Update on Public Charge Rule

Update on Public Charge Rule

Update on Public Charge Rule 1920 1280 Taiyyeba Safri Skomra

U.S. Citizenship & Immigration Services (USCIS) may soon move forward with implementing a rule that expands the scope of people who could be denied permanent resident status and extensions of temporary status based on the theory that they might become “public charges,” or those who use public benefits. This is one of several government initiatives to make financial requirements for immigrants more stringent.

USCIS would likely apply the public charge rule to those foreign nationals who file applications for adjustment or change/extension of status after the new effective date.[1] This may include requiring submission of new forms, such as:

  • Revised version of Form I-485, application for adjustment of status;
  • Form I-944 supplement for most applicants for adjustment of status; and
  • Form I-539A for people seeking extension or change of status.

The rule redefines the term ‘‘public charge’’ to mean a foreign national who receives one or more designated public benefits for more than 12 months in the aggregate within any 36-month period (receipt of two benefits in one month counts as two months). It expands the term ‘‘public benefit’’ to include cash benefits for income maintenance, Supplemental Nutrition Assistance Program (SNAP), most forms of Medicaid, Section 8 Housing Assistance under the Housing Choice Voucher Program, Section 8 Project-Based Rental Assistance, and other forms of subsidized housing.

The rule allows immigration officers to consider and weigh a variety of factors. Use of the listed public benefits before the rule’s effective date will be a negative factor, but not a “heavily negative” factor; use of public benefits after the effective date will be a heavily negative factor. Officers will consider additional factors such as age, education, employment history, medical conditions, health insurance, and finances to determine whether a foreign national might become a public charge in the future.

USCIS will NOT consider:

  • Use of food assistance through programs other than SNAP, such as exclusively state-funded programs, food banks, and emergency services.
  • Use of public benefits by pregnant women and women for up to 60 days after they give birth.
  • Use of public benefits by U.S. citizen family members of the foreign national applicant.

Litigation over the rule is ongoing, so we will continue posting updates as they develop.

Contact your immigration attorney to discuss whether or how the implementation of this rule, and other changes related to financial and health issues, may affect your case.

[1] The Department of Homeland Security published the final public charge rule in August 2019, and it was scheduled to become effective in October 2019. Lawsuits were promptly filed in several federal district courts around the country to keep the rule from being implemented.

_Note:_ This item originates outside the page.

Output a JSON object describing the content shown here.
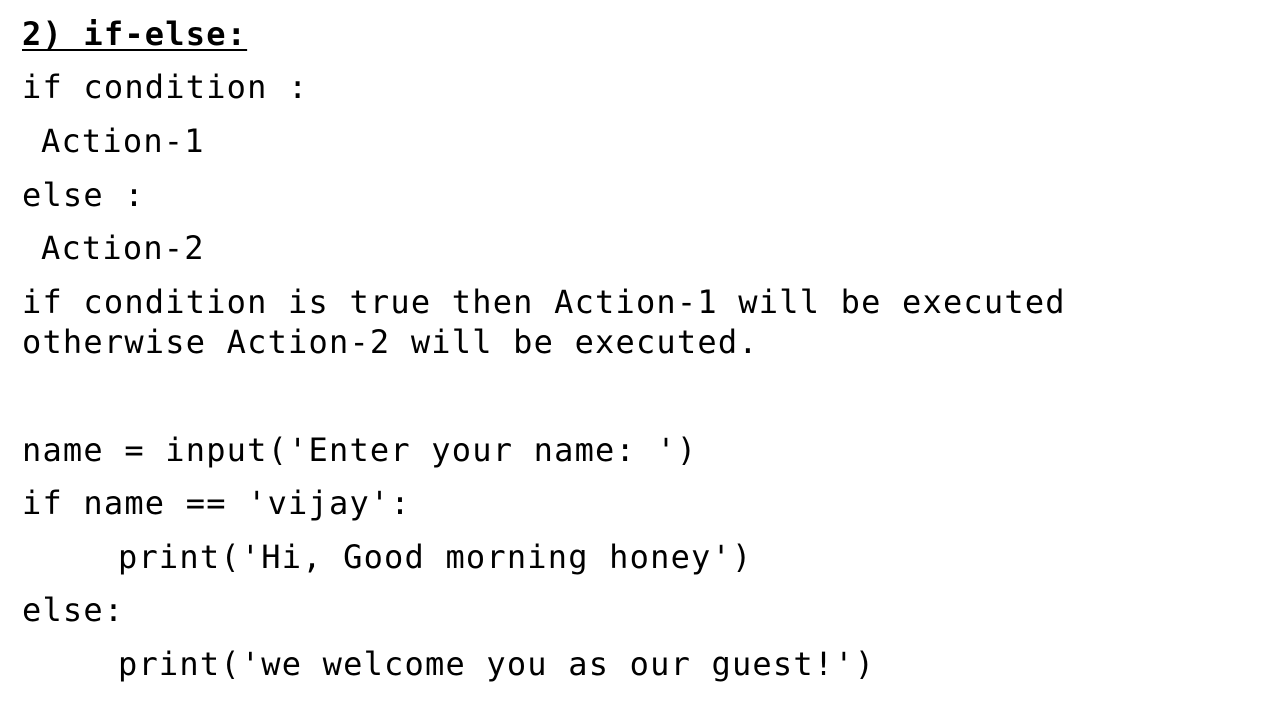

DHS sought review before the U.S. Supreme Court of the appellate court decision that upheld the preliminary injunction nationally. Nonetheless, on 1/27/2020, the U.S. Supreme Court allowed the rule to become effective nationally (except in Illinois) while the case continues to be litigated at the district court level.